They have an ambush-style of hunting, using their powerful wings to swiftly navigate through trees. Males display an exciting ‘sky-dance’ to impress females. They are relatively scarce in Northern Ireland, but you might catch a glimpse in large, dense woodlands like Tollymore Forest Park.
12. Merlin (Falco columbarius)
Hold on to your wizard hats because the Merlin is about to enchant you! This small, stocky falcon sports an attire of blue-grey upperparts for the males and brown for the females, with streaked underparts.
Don’t be fooled by its size, though – the Merlin is fiercely fast and agile.
They fancy wide-open spaces like moorlands and coasts. Small birds, particularly meadow pipits, are their favorite snacks, and they have a penchant for chasing their prey with rapid twists and turns.

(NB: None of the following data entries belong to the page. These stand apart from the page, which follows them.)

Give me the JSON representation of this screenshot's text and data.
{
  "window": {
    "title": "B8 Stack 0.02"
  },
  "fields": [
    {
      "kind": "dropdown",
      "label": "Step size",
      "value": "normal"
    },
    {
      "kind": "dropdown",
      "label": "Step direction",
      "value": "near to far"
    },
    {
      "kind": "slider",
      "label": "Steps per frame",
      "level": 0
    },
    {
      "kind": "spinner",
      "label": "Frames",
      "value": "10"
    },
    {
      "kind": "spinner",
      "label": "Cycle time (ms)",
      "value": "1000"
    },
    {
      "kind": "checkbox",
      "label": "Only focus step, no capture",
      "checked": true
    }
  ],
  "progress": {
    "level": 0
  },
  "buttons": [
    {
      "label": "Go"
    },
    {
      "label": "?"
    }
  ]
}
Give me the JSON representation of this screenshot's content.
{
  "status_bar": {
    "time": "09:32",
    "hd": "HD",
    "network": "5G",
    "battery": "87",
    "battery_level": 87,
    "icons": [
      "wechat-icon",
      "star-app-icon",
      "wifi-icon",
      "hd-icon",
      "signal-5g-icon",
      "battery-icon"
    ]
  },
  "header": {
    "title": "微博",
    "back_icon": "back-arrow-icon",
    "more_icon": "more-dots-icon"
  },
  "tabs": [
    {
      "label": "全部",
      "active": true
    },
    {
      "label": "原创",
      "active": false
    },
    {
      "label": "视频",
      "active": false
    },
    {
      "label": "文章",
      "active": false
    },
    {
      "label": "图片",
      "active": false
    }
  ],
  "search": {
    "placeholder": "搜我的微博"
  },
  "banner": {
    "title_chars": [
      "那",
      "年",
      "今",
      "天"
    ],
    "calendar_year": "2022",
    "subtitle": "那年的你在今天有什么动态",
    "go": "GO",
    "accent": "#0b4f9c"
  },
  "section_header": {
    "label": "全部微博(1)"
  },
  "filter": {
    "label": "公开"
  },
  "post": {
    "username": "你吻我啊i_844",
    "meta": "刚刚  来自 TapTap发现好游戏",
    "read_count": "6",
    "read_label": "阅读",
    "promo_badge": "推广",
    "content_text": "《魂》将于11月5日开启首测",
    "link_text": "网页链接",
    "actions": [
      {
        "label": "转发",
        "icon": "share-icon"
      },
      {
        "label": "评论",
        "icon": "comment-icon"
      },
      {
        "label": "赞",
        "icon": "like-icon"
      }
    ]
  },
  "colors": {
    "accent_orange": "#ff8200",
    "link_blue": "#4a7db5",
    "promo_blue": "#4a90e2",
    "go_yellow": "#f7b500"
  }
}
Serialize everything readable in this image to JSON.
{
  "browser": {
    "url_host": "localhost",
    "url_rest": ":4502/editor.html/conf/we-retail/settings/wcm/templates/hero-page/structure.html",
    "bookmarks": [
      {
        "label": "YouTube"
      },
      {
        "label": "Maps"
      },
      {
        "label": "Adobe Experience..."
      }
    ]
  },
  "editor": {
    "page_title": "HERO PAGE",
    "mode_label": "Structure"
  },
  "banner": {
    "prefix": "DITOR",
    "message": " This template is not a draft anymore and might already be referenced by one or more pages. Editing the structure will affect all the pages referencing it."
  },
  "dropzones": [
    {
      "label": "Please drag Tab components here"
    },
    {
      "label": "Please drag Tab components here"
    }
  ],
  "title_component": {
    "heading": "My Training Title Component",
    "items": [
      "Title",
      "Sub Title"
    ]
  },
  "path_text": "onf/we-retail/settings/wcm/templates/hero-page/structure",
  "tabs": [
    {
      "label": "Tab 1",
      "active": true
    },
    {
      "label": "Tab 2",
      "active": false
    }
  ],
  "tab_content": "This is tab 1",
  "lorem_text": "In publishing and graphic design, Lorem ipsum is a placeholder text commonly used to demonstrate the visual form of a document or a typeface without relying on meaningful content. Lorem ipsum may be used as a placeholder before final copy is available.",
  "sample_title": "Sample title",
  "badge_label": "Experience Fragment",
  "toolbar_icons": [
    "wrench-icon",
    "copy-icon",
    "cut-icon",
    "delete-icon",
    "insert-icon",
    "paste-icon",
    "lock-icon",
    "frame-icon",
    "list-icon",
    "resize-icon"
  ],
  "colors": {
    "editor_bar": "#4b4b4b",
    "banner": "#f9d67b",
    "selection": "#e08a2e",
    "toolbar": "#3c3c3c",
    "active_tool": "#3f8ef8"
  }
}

When it comes to romance, the Merlin’s aerial displays involve fast, zig-zagging flights. Some decide to head south for the winter, while others stay in Northern Ireland. The stunning Antrim Hills or Murlough National Nature Reserve are prime spots to witness their magical flights.
13. White-tailed Eagle (Haliaeetus albicilla)
The White-tailed Eagle, also known as the sea eagle, is one of the largest birds of prey in Europe. With a broad wingspan, a pale head, and a white tail, they are simply awe-inspiring.
They love to be near water bodies and their diet primarily consists of fish, but they won’t say no to birds or carrion. With powerful wings, they can swoop down to catch fish with impeccable precision. Pairs are monogamous and can often be seen soaring together in circles. They’re not regulars in Northern Ireland, but occasionally they can be seen, especially around coastal areas like Strangford Lough.
14. Golden Eagle (Aquila chrysaetos)
Ah, the majestic Golden Eagle, with its regal brown plumage and golden nape that looks like a crown, this one is true avian royalty. They prefer remote mountains and moorlands where they can rule their realm from high above.
They feast on a variety of prey such as rabbits, hares, and birds. Golden Eagles are known for their breathtaking soaring and plunging courtship displays. They are also highly territorial and are seen in pairs year-round in their territories. While not common in Northern Ireland, you might be lucky to spot one in the more remote, mountainous regions like the Sperrin Mountains.